Mr. Byrom gets better as Lear gets better and especially on the marvelous “The Owl and the Pussy-Cat.” He remarks that Victorians had moved away from the hard clear notes of Words-worth’s Lyrical Ballads: the ballad had moved into the rubato and vibrato of the drawing room. Lear played two tricks on it:
First, he turns it into a sort of literary nursery rhyme. He leads it, as I said earlier, underground into the nursery, where adult sentimentality cannot spoil it. Second, he writes with a flawless ear.
He is out to make the romantic ballad more vigorous than the silly stuff of the Victorian drawing room. There are possible dark meanings in the poems—fear of marriage and sex: the Dong’s nose and the toes of the Pobble hardly bear thinking of in Freudian company. But the final feeling is not one of insinuation but of strangeness and wonder. On the other hand “The Dong with a Luminous Nose” is a poem of desperation, although the Dong shows enormous courage in facing the anticlimax of his journey. The superb “The Courtship of the Yonghy-Bonghy-Bò” is a frankly autobiographical account of Lear’s evasion of marriage with his friend Gussie, who longed to marry him. The following passage will indicate the grace and subtlety of Mr. Byrom’s analysis:
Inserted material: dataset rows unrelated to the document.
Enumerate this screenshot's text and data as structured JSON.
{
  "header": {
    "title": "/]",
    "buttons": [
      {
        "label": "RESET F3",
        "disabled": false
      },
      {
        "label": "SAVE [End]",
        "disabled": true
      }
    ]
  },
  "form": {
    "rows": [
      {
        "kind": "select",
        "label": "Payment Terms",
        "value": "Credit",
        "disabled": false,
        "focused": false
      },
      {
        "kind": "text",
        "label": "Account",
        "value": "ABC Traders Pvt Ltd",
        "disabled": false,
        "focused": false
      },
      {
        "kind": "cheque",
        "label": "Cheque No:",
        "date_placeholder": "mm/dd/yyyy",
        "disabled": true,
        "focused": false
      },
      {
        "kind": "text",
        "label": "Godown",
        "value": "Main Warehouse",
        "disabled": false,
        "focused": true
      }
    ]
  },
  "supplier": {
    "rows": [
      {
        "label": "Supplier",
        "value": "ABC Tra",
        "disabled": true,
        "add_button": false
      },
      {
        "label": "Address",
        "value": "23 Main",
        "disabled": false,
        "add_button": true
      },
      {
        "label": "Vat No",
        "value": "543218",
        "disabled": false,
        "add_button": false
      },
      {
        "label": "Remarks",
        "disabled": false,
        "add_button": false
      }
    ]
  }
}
He is deceiving when he ends the poem with a poignant picture of her grief. Gussie may indeed have felt sad that her love for Lear was not requited. But in the poem she has rejected him, and this is a strange way of representing the real-life situation, in which he never had the courage to propose to her in the first place. Since it is he who has been rejected, it is he who should be left desolate and grieving. Instead, the poet places the whole burden of sadness on the Lady, and allows the Bò a bold and decisive escape. While this is a kind of deception, it is not in the end dishonest. It has two cleansing effects. First, it dispels self-pity. The poet cannot pity himself if he is busy making a bold escape. Second, because the real grief has been displaced, it can be safely recognized and fully expressed. So an evasion of shallow feeling (self-pity) allows for an expression of real and deep feeling (grief).
We come at the end to Lear’s alienation from the society that had pitched him heartlessly into the world. A long political essay might be written on the fate of Mr. Discobbolos, the perfect bourgeois who contains the conflict between the idea of the sublime as domestic and the knowledge that domesticity is a prison: Lear’s case too. The Discobboloses are wavering expatriates as Lear himself was. Their tension is too much to endure. Mr. Discobbolos is a Humpty Dumpty who decides to blow himself and his family to “thousands of bits in the sky so blue” and, as Mr. Byrom says, this is the only occasion in a mature work in which three kinds of murder are decided on—suicide, wife murder, and infanticide. Pretty grim. (Was it Balzac who spoke of revenge as one of the privileges of the artist?)
The amusing thing is that the poem was set going by the elderly Lear’s fury with a German who had built a monstrous hotel at San Remo which spoiled Lear’s view, but of course a mere liver attack may set off the gunpowder of a lifetime. Society had better learn that it cannot play nasty tricks on children: they will fight back, sometimes in words of genius. These words happened to be nonsense, which is perhaps a form of a childish welcome to terrorism: but he was imaginative, not cynical as the author of “Little Willie in the best of sashes” was. We can see why the wounded Tennyson and the martyred Ruskin found Mr. Lear so pleasant to know. We must be grateful for Mr. Byrom’s prose and his perceptions.